Last year, the Baltimore rap expressionist JPEGMAFIA released his frantic, jagged album All My Heroes Are Cornballs. Since then, Peggy has been releasing a steady string of one-off singles that have shifted his sound in a more melodic direction, singing through Auto-Tune without losing his fundamental unpredictable weirdness. In recent months, he’s released tracks like “Cutie Pie!,” “The Bends!,” and the Mariah Carey-flipping “Living Single.” Today, he’s got a new one called “Last Dance!”
On the two minute “Last Dance!,” JPEGMAFIA sing-raps in one long verse, flexing hard and namechecking Dennis Rodman and Mary J. Blige and Mr. Marcus. Musically, it sounds like recent Drake through a prism. It’s pretty and floaty, but it’s also off-center and unsettled. In the video, we see Peggy and a friend silhouetted against a wall of neon signs — one more urgent and low-budget look at an artist who thrives on all things urgent and low-budget.
More than a decade ago, the Indiana rap prospect Freddie Gibbs got dropped from Interscope and went on an underground tear, cranking out mixtape after mixtape and developing a huge critical reputation. After that, Gibbs spent a little while on Jeezy’s CTE imprint. But for most of the time since he lost that Interscope deal, Freddie Gibbs has been an indie-rap monster, one who cranks out new music with a feverish intensity that somehow looks effortless. Earlier this year, for example, Gibbs teamed up with the Alchemist to release Alfredo, one of 2020’s best rap albums. But now Freddie Gibbs has a brand-new major-label deal, and he’s got a new single to celebrate it.
Today, Gibbs and his ESGN label announce their new deal with Warner Bros. For his Warner debut, Gibbs has teamed up with fellow Midwest native Big Sean to release the giddy, triumphant fast-rap single “4 Thangs.” Over a beat from producer Hit-Boy — the very busy beatmaker who has recently overseen entire albums from Big Sean, Nas, and Benny The Butcher — Gibbs and Sean both go in, trading off graceful shit-talk.

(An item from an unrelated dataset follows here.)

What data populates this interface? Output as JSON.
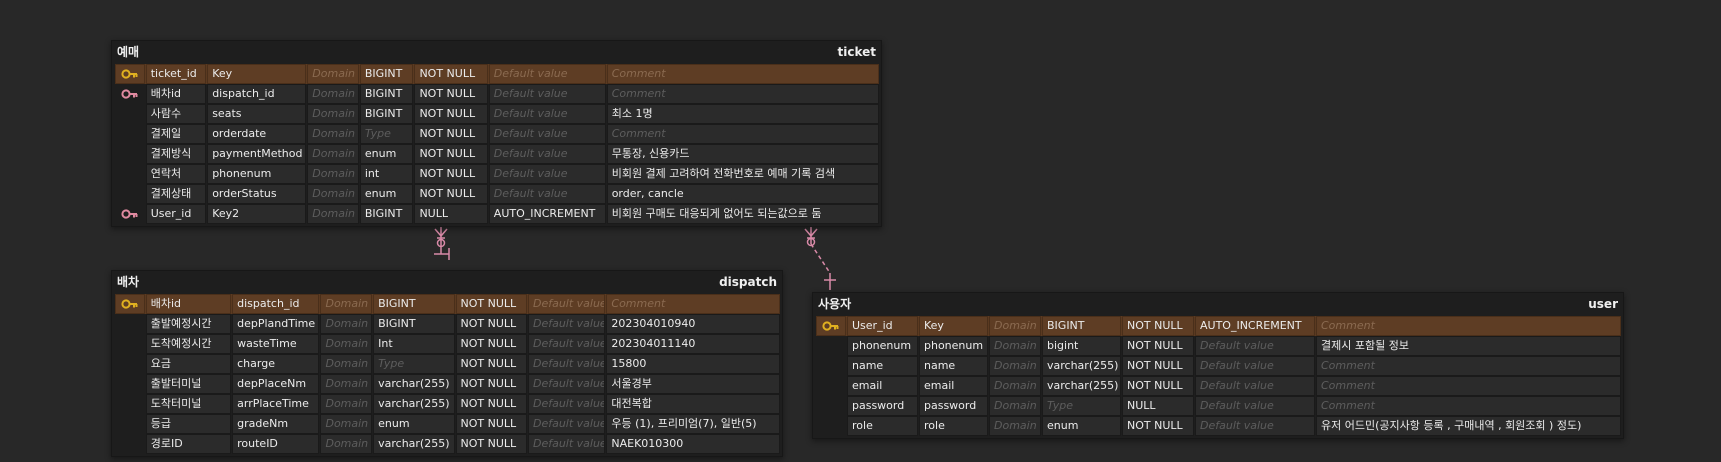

In some ways, the song almost seems like an excuse for the video. In director Nick Walker’s clip, Gibbs and Sean are the two best players on a team that’s just won its fourth straight championship. We get to see the locker-room celebration and the post-game press conference. Onscreen chyrons tell us that Gibbs and Sean have both averaged 50 points per game and zero assists, which is pretty amazing. Gibbs has been bringing a laid-back comic energy to his videos for a long time, and he and Sean make a good pair.